▸ WHAT THIS TASK INVOLVES
For each record that follows, give it back exactly, with no pictures included.
──────────
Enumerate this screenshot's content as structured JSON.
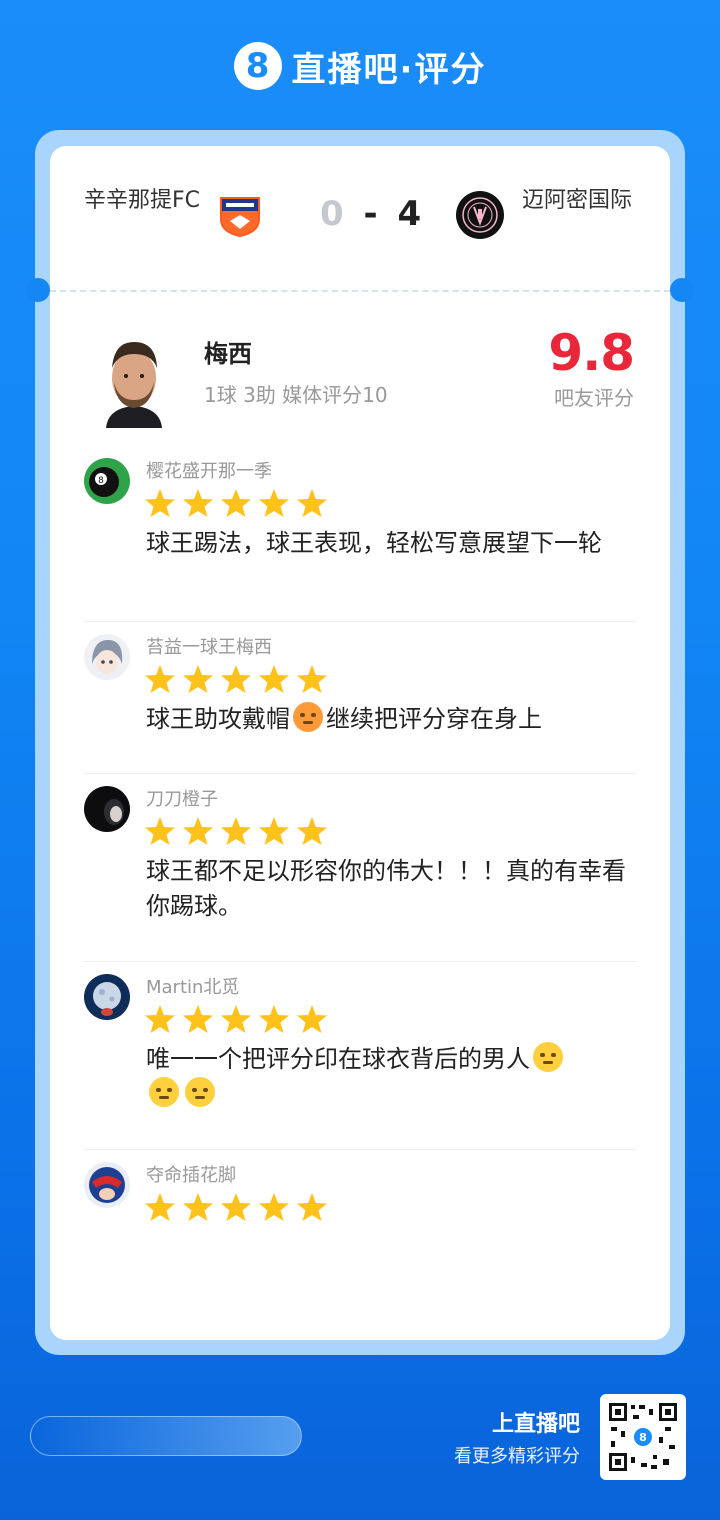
{
  "header": {
    "logo_glyph": "8",
    "title": "直播吧·评分"
  },
  "match": {
    "home_team": "辛辛那提FC",
    "home_score": "0",
    "score_sep": "-",
    "away_score": "4",
    "away_team": "迈阿密国际"
  },
  "player": {
    "name": "梅西",
    "stats": "1球 3助 媒体评分10",
    "rating": "9.8",
    "rating_label": "吧友评分"
  },
  "comments": [
    {
      "user": "樱花盛开那一季",
      "stars": 5,
      "text": "球王踢法，球王表现，轻松写意展望下一轮",
      "avatar_icon": "billiard-8-ball-icon"
    },
    {
      "user": "苔益一球王梅西",
      "stars": 5,
      "text_before": "球王助攻戴帽",
      "text_after": "继续把评分穿在身上",
      "avatar_icon": "anime-avatar-icon"
    },
    {
      "user": "刀刀橙子",
      "stars": 5,
      "text": "球王都不足以形容你的伟大！！！真的有幸看你踢球。",
      "avatar_icon": "dark-avatar-icon"
    },
    {
      "user": "Martin北觅",
      "stars": 5,
      "text": "唯一一个把评分印在球衣背后的男人",
      "avatar_icon": "moon-avatar-icon"
    },
    {
      "user": "夺命插花脚",
      "stars": 5,
      "text": "",
      "avatar_icon": "bull-avatar-icon"
    }
  ],
  "footer": {
    "title": "上直播吧",
    "subtitle": "看更多精彩评分"
  },
  "colors": {
    "brand_blue": "#1a8dfa",
    "rating_red": "#e8283a",
    "star_yellow": "#ffc21a"
  }
}
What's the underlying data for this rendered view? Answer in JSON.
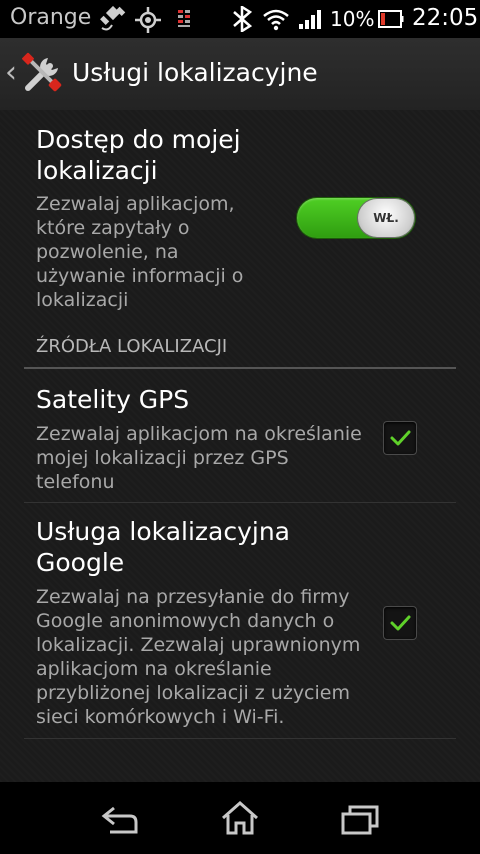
{
  "status_bar": {
    "carrier": "Orange",
    "battery_percent": "10%",
    "time": "22:05",
    "icons": [
      "gps-icon",
      "location-icon",
      "data-transfer-icon",
      "bluetooth-icon",
      "wifi-icon",
      "signal-icon",
      "battery-icon"
    ]
  },
  "action_bar": {
    "title": "Usługi lokalizacyjne",
    "icon": "tools-icon"
  },
  "main_setting": {
    "title_line1": "Dostęp do mojej",
    "title_line2": "lokalizacji",
    "summary_lines": [
      "Zezwalaj aplikacjom,",
      "które zapytały o",
      "pozwolenie, na",
      "używanie informacji o",
      "lokalizacji"
    ],
    "toggle_label": "WŁ.",
    "toggle_on": true
  },
  "section": {
    "header": "ŹRÓDŁA LOKALIZACJI"
  },
  "gps_setting": {
    "title": "Satelity GPS",
    "summary_lines": [
      "Zezwalaj aplikacjom na określanie",
      "mojej lokalizacji przez GPS",
      "telefonu"
    ],
    "checked": true
  },
  "google_setting": {
    "title_line1": "Usługa lokalizacyjna",
    "title_line2": "Google",
    "summary_lines": [
      "Zezwalaj na przesyłanie do firmy",
      "Google anonimowych danych o",
      "lokalizacji. Zezwalaj uprawnionym",
      "aplikacjom na określanie",
      "przybliżonej lokalizacji z użyciem",
      "sieci komórkowych i Wi-Fi."
    ],
    "checked": true
  },
  "colors": {
    "toggle_green": "#3fb81a",
    "check_green": "#5fd12a",
    "background": "#1b1b1b"
  },
  "nav_bar": {
    "icons": [
      "back-icon",
      "home-icon",
      "recent-apps-icon"
    ]
  }
}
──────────
▸ WRITTEN ANSWER
Enumerate this screenshot's content as structured JSON.
{
  "header": {
    "logo_glyph": "8",
    "title": "直播吧·评分"
  },
  "match": {
    "home_team": "辛辛那提FC",
    "home_score": "0",
    "score_sep": "-",
    "away_score": "4",
    "away_team": "迈阿密国际"
  },
  "player": {
    "name": "梅西",
    "stats": "1球 3助 媒体评分10",
    "rating": "9.8",
    "rating_label": "吧友评分"
  },
  "comments": [
    {
      "user": "樱花盛开那一季",
      "stars": 5,
      "text": "球王踢法，球王表现，轻松写意展望下一轮",
      "avatar_icon": "billiard-8-ball-icon"
    },
    {
      "user": "苔益一球王梅西",
      "stars": 5,
      "text_before": "球王助攻戴帽",
      "text_after": "继续把评分穿在身上",
      "avatar_icon": "anime-avatar-icon"
    },
    {
      "user": "刀刀橙子",
      "stars": 5,
      "text": "球王都不足以形容你的伟大！！！真的有幸看你踢球。",
      "avatar_icon": "dark-avatar-icon"
    },
    {
      "user": "Martin北觅",
      "stars": 5,
      "text": "唯一一个把评分印在球衣背后的男人",
      "avatar_icon": "moon-avatar-icon"
    },
    {
      "user": "夺命插花脚",
      "stars": 5,
      "text": "",
      "avatar_icon": "bull-avatar-icon"
    }
  ],
  "footer": {
    "title": "上直播吧",
    "subtitle": "看更多精彩评分"
  },
  "colors": {
    "brand_blue": "#1a8dfa",
    "rating_red": "#e8283a",
    "star_yellow": "#ffc21a"
  }
}
What's the underlying data for this rendered view? Answer in JSON.
{
  "status_bar": {
    "carrier": "Orange",
    "battery_percent": "10%",
    "time": "22:05",
    "icons": [
      "gps-icon",
      "location-icon",
      "data-transfer-icon",
      "bluetooth-icon",
      "wifi-icon",
      "signal-icon",
      "battery-icon"
    ]
  },
  "action_bar": {
    "title": "Usługi lokalizacyjne",
    "icon": "tools-icon"
  },
  "main_setting": {
    "title_line1": "Dostęp do mojej",
    "title_line2": "lokalizacji",
    "summary_lines": [
      "Zezwalaj aplikacjom,",
      "które zapytały o",
      "pozwolenie, na",
      "używanie informacji o",
      "lokalizacji"
    ],
    "toggle_label": "WŁ.",
    "toggle_on": true
  },
  "section": {
    "header": "ŹRÓDŁA LOKALIZACJI"
  },
  "gps_setting": {
    "title": "Satelity GPS",
    "summary_lines": [
      "Zezwalaj aplikacjom na określanie",
      "mojej lokalizacji przez GPS",
      "telefonu"
    ],
    "checked": true
  },
  "google_setting": {
    "title_line1": "Usługa lokalizacyjna",
    "title_line2": "Google",
    "summary_lines": [
      "Zezwalaj na przesyłanie do firmy",
      "Google anonimowych danych o",
      "lokalizacji. Zezwalaj uprawnionym",
      "aplikacjom na określanie",
      "przybliżonej lokalizacji z użyciem",
      "sieci komórkowych i Wi-Fi."
    ],
    "checked": true
  },
  "colors": {
    "toggle_green": "#3fb81a",
    "check_green": "#5fd12a",
    "background": "#1b1b1b"
  },
  "nav_bar": {
    "icons": [
      "back-icon",
      "home-icon",
      "recent-apps-icon"
    ]
  }
}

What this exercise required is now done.